This aspect of the case is significant as it illustrates how easily conflicts can arise in an SMSF context. ATO data indicates that approximately 70% of funds are two member funds, and these are likely to predominantly involve married couples and upon the death of the first spouse, it is very likely that the surviving spouse may be placed in a position of potential conflict in relation to their trustee role. If these foreseeable conflicts are not appropriately managed, many SMSFs that become managed by the surviving spouse following the death of their spouse could stray into breaching their fiduciary duties.
Lesson 4 — Importance of seeking advice
This decision demonstrates the importance of seeking independent, specialist legal advice where there is any uncertainty.
McMillan J noted in Re Marsella that the Fund failed to obtain specialist legal advice, even though this was recommended by the Fund’s accountant and notwithstanding that the trustees had obtained certain legal advice. McMillan J specifically noted at  that Caroline ‘did not seek to resolve uncertainty surrounding the fund deed, in the context of a significant financial decision…’ and that specialist legal advice was particularly important given the complexities and size of the Fund.
Accordingly, where there is any doubt whatsoever regarding a fund’s document trail or related matters, including how a trustee should exercise its discretion, these critical points must be addressed before a trustee is in a position to properly exercise its discretion. Therefore, advisers and SMSF trustees should seek independent specialist legal advice as soon as possible to properly address these matters.

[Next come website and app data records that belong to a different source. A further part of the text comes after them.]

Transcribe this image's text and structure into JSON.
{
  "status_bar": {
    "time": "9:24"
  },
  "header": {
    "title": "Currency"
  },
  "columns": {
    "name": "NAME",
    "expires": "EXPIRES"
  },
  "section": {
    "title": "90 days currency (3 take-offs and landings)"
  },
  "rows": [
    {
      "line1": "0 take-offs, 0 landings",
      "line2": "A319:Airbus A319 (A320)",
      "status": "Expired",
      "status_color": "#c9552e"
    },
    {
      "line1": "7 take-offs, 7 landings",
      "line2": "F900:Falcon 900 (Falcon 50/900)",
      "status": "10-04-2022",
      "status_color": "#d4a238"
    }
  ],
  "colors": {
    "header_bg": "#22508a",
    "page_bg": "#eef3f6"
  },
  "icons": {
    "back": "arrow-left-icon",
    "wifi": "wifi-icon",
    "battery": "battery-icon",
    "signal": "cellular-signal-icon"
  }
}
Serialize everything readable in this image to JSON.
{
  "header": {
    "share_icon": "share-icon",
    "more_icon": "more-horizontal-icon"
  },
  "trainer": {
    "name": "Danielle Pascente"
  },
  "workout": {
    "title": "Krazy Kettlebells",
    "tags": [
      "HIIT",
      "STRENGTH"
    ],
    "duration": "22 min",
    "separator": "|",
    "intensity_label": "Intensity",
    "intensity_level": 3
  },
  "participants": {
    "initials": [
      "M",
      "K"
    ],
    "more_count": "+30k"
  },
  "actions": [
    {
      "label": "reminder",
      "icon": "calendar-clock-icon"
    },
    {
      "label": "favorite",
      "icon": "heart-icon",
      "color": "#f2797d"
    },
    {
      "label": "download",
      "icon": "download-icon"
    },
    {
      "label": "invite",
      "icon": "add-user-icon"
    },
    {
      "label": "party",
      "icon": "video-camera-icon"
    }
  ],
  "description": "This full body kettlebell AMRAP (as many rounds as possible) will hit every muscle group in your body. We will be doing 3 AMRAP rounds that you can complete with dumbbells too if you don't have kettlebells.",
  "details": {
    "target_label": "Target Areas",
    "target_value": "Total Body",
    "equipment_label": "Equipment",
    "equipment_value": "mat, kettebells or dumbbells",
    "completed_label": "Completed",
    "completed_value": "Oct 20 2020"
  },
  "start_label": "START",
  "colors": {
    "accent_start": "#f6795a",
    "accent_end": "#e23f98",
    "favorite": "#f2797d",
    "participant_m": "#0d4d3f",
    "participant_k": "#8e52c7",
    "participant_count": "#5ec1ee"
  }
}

(Naturally, DBA Lawyers, as well as being recognised as the leading SMSF law firm in Australia, offers independent expert legal advice. Our advice is also subject to legal professional privilege.)
Lesson 5 — Planning for control after death
This case highlights the importance of sound succession planning. Indeed, the succession to control of an SMSF is critical to ensure a fund is properly managed on the loss of capacity or death of a member. Unless the fund is placed in trusted hands, particularly where there are second or subsequent spouses, the member’s wishes and intentions may be ignored. There have been numerous death benefit disputes involving SMSFs where the second spouse has taken control of the SMSF for their own benefit on the death of their spouse. In contrast, this case involved the surviving trustee, being the Deceased’s daughter, seeking to take control of the fund to the detriment of the second spouse.
We note that with appropriate succession planning and quality documentation (including, among other things, a BDBN or death payment deed) may have overcome the issues in this case.
DBA Lawyers believes there are very few SMSF deeds that appropriately and adequately deal with succession and what happens on loss of capacity or death. Indeed, if an SMSF deed is not appropriate the trustee should urgently consider updating to a quality deed.
There are limited grounds to review a trustee’s exercise of discretion and the courts are reluctant to interfere with the exercise of discretionary powers unless there is clear evidence. This case demonstrates that the courts are willing to set aside trustee decisions and remove trustees where they have failed to act in good faith and fail to comply with their trustee duties.
In light of this decision, SMSF trustees should consider reviewing their current SMSF succession planning to ensure there are appropriate arrangements and documents in place and seek expert legal advice wherever needed.
* * *
This article is for general information only and should not be relied upon without first seeking advice from an appropriately qualified professional.